> _WORK INSTRUCTIONS_
The answer must match the listing exactly, with every line written out again.

>>>>

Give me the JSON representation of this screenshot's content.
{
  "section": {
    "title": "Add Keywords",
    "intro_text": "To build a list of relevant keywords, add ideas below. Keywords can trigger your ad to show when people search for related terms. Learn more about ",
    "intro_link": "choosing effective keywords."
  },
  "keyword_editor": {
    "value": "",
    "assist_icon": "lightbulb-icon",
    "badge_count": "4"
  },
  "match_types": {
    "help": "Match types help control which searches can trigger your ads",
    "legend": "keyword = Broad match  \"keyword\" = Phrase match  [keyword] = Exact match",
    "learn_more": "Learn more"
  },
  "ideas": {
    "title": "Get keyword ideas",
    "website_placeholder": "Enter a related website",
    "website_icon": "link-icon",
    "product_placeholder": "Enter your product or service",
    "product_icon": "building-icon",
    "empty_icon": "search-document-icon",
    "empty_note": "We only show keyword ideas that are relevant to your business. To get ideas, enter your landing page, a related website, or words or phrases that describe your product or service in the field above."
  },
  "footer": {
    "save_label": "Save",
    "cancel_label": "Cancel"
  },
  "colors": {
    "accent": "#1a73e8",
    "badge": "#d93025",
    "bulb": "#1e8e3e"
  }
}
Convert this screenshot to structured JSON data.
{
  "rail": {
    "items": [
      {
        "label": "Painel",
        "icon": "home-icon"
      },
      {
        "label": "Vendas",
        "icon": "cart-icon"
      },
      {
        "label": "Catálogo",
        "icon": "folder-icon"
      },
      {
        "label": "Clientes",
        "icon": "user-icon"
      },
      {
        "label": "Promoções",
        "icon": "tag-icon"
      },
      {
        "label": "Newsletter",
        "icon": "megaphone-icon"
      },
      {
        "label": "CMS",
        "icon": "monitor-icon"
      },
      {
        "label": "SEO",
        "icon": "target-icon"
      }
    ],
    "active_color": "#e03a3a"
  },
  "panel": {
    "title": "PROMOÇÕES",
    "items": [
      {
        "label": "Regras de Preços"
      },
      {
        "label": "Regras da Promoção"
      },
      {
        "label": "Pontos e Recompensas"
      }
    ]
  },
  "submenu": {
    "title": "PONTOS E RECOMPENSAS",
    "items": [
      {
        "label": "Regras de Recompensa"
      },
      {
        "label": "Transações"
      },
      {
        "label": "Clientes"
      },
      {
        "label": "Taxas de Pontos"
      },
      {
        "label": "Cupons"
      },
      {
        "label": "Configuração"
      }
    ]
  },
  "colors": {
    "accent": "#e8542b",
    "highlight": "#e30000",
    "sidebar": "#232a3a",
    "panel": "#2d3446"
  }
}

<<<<

> _WRITTEN ANSWER_
Give me the JSON representation of this screenshot's content.
{
  "section": {
    "title": "Add Keywords",
    "intro_text": "To build a list of relevant keywords, add ideas below. Keywords can trigger your ad to show when people search for related terms. Learn more about ",
    "intro_link": "choosing effective keywords."
  },
  "keyword_editor": {
    "value": "",
    "assist_icon": "lightbulb-icon",
    "badge_count": "4"
  },
  "match_types": {
    "help": "Match types help control which searches can trigger your ads",
    "legend": "keyword = Broad match  \"keyword\" = Phrase match  [keyword] = Exact match",
    "learn_more": "Learn more"
  },
  "ideas": {
    "title": "Get keyword ideas",
    "website_placeholder": "Enter a related website",
    "website_icon": "link-icon",
    "product_placeholder": "Enter your product or service",
    "product_icon": "building-icon",
    "empty_icon": "search-document-icon",
    "empty_note": "We only show keyword ideas that are relevant to your business. To get ideas, enter your landing page, a related website, or words or phrases that describe your product or service in the field above."
  },
  "footer": {
    "save_label": "Save",
    "cancel_label": "Cancel"
  },
  "colors": {
    "accent": "#1a73e8",
    "badge": "#d93025",
    "bulb": "#1e8e3e"
  }
}
Convert this screenshot to structured JSON data.
{
  "rail": {
    "items": [
      {
        "label": "Painel",
        "icon": "home-icon"
      },
      {
        "label": "Vendas",
        "icon": "cart-icon"
      },
      {
        "label": "Catálogo",
        "icon": "folder-icon"
      },
      {
        "label": "Clientes",
        "icon": "user-icon"
      },
      {
        "label": "Promoções",
        "icon": "tag-icon"
      },
      {
        "label": "Newsletter",
        "icon": "megaphone-icon"
      },
      {
        "label": "CMS",
        "icon": "monitor-icon"
      },
      {
        "label": "SEO",
        "icon": "target-icon"
      }
    ],
    "active_color": "#e03a3a"
  },
  "panel": {
    "title": "PROMOÇÕES",
    "items": [
      {
        "label": "Regras de Preços"
      },
      {
        "label": "Regras da Promoção"
      },
      {
        "label": "Pontos e Recompensas"
      }
    ]
  },
  "submenu": {
    "title": "PONTOS E RECOMPENSAS",
    "items": [
      {
        "label": "Regras de Recompensa"
      },
      {
        "label": "Transações"
      },
      {
        "label": "Clientes"
      },
      {
        "label": "Taxas de Pontos"
      },
      {
        "label": "Cupons"
      },
      {
        "label": "Configuração"
      }
    ]
  },
  "colors": {
    "accent": "#e8542b",
    "highlight": "#e30000",
    "sidebar": "#232a3a",
    "panel": "#2d3446"
  }
}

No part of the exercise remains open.